empty of everything.

Once I was sixteen girls
in sixteen cities,
all of them possible.

 

AIR TRAVEL (Part 3 of 3)

The plane does not exist.
The plane is a metaphor.
The plane is a bird winging south
in a straight straight line
glimpsed by a nervous girl
lying on the school gymnasium floor.
It communicates with sophisticated clicks.
It says, soon you will arrive in Cleveland.
The plane is a dream of bees, a disc of moon,
the first new being of an alien race.
The plane is a tired bird now, looking for a sleeping space.
The gymnast tugs her shoe, flexes her foot over her head into the air.
She considers her attachment to the ground,
her solitary body fastened beneath the transparent blue
where all borders give way to emptiness.
She leans back and plucks the plane out of the sky.
She punts it into the rafters. She makes it disappear.
Then silence. No more booms or twittering.
The end, for the moment, of the jitters.
The night janitor comes on to mop up.


Deborah Landau was born in Colorado and grew up in Ann Arbor, Michigan. She was educated at Stanford, Columbia, and Brown, where she was a Javits Fellow and earned a Ph.D. in English and American Literature. Her poems have appeared in numerous literary magazines, including Columbia: A Journal of Literature and Art, Grand Street, Crab Orchard Review, The Antioch Review, Prairie Schooner, Painted Bride Quarterly, and Gulf Coast, and she has published critical articles on contemporary American poetry. She was a two-time winner of The Arroyo Arts Collective’s Poetry in the Windows Contest in Los Angeles. and a National Poetry Series finalist. “Air Travel” is forthcoming in Gulf Coast. "Dusk on Mulholland Drive" was published in Columbia


ALSO COMING SEPTEMBER 2004

The Scar Saloon
by Sholeh Wolpé

from Red Hen Press

 

 

 

IN A CHURCH ON A GREEK ISLE

The incense has been lit.
An old woman dressed in black
kneels at the altar muttering.

Such ardent longing!

She rises, crosses herself
then, one hand pressing on her bent back,
inches toward the grand arched doors.

She has lit the candle, said what needed to be said.
Now, she must go home and knead the dough she has put aside.

 

BUTCHER SHOP

Aisha was gunned down
in her father's butcher shop.
She was twenty-four, a virgin,
had a cat named Hanna.

The boys in black bandanas
the ones with large dark eyes
that devour light
wanted her brother.

And what better place for blood
than a butcher shop
where it already covers
the counters, stains the white aprons,
is sold in long red sausages.

 

ONE MORNING, IN THE L.A. TIMES

It's a picture of the universe
ripped in the middle
through which a child's head and shoulders lean.
His gaze
past sheaths of yellow stars
and wheels of pinhole lights
arrests your eyes.

For a moment you are confused.
Who is this celestial child
with round black eyes
and lips parted
as if speaking to you
in your kitchen chair
with the taste of coffee on your tongue?

You bend
look closer
read the caption.

This is not a picture of the universe
not a dark starry night
ripped by an impish god.

It is of a large black gate
riddled with bullet holes.


Sholeh Wolpé was born in Persia.
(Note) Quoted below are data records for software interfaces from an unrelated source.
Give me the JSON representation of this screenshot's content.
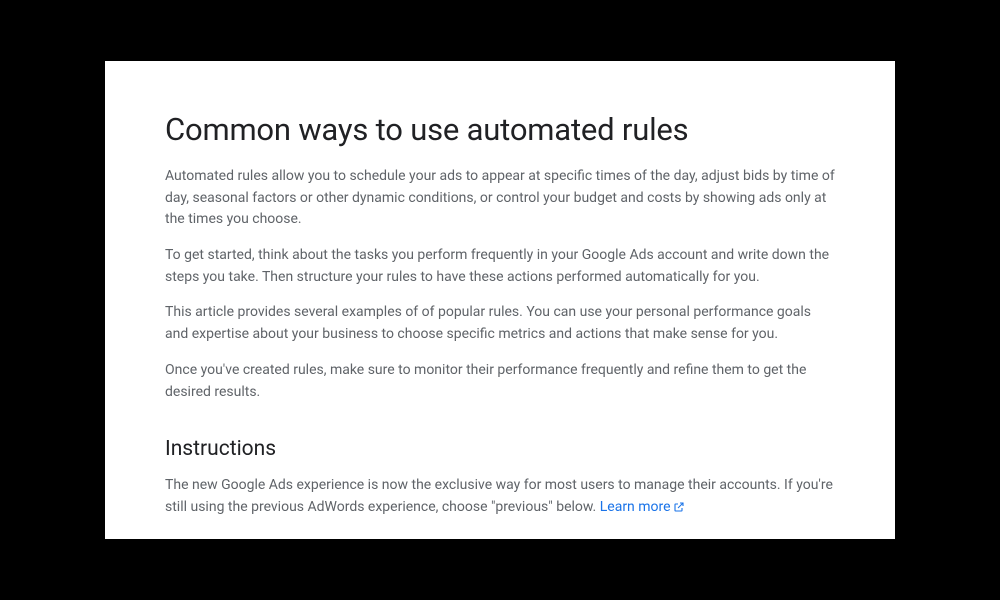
{
  "title": "Common ways to use automated rules",
  "paragraphs": [
    "Automated rules allow you to schedule your ads to appear at specific times of the day, adjust bids by time of day, seasonal factors or other dynamic conditions, or control your budget and costs by showing ads only at the times you choose.",
    " To get started, think about the tasks you perform frequently in your Google Ads account and write down the steps you take. Then structure your rules to have these actions performed automatically for you.",
    "This article provides several examples of of popular rules. You can use your personal performance goals and expertise about your business to choose specific metrics and actions that make sense for you.",
    "Once you've created rules, make sure to monitor their performance frequently and refine them to get the desired results."
  ],
  "instructions": {
    "heading": "Instructions",
    "text": "The new Google Ads experience is now the exclusive way for most users to manage their accounts. If you're still using the previous AdWords experience, choose \"previous\" below. ",
    "link_label": "Learn more"
  }
}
After spending most of her teen years in the Caribbean and Europe, she moved to the U.S. Her poems and translations have been published in many literary journals and anthologies in the U.S., Canada and Europe, including Spillway, So Luminous the Wildflowers: An Anthology of California Poets, Poetry Salzburg Review, The Los Angeles Review, and Words Without Borders. Her website is at www.sholehwolpe.com.

Credits: “In A Church on a Greek Isle” appeared in The Los Angeles Review, 2004. “Butcher Shop” was first published in So Luminous the Wildflowers: An Anthology of California Poets, 2003. “One Morning in the L.A. Times” appeared in JAMA (2003) and is forthcoming in Anthology of Contemporary East Asian, South East Asian and Middle Eastern Poets (2004).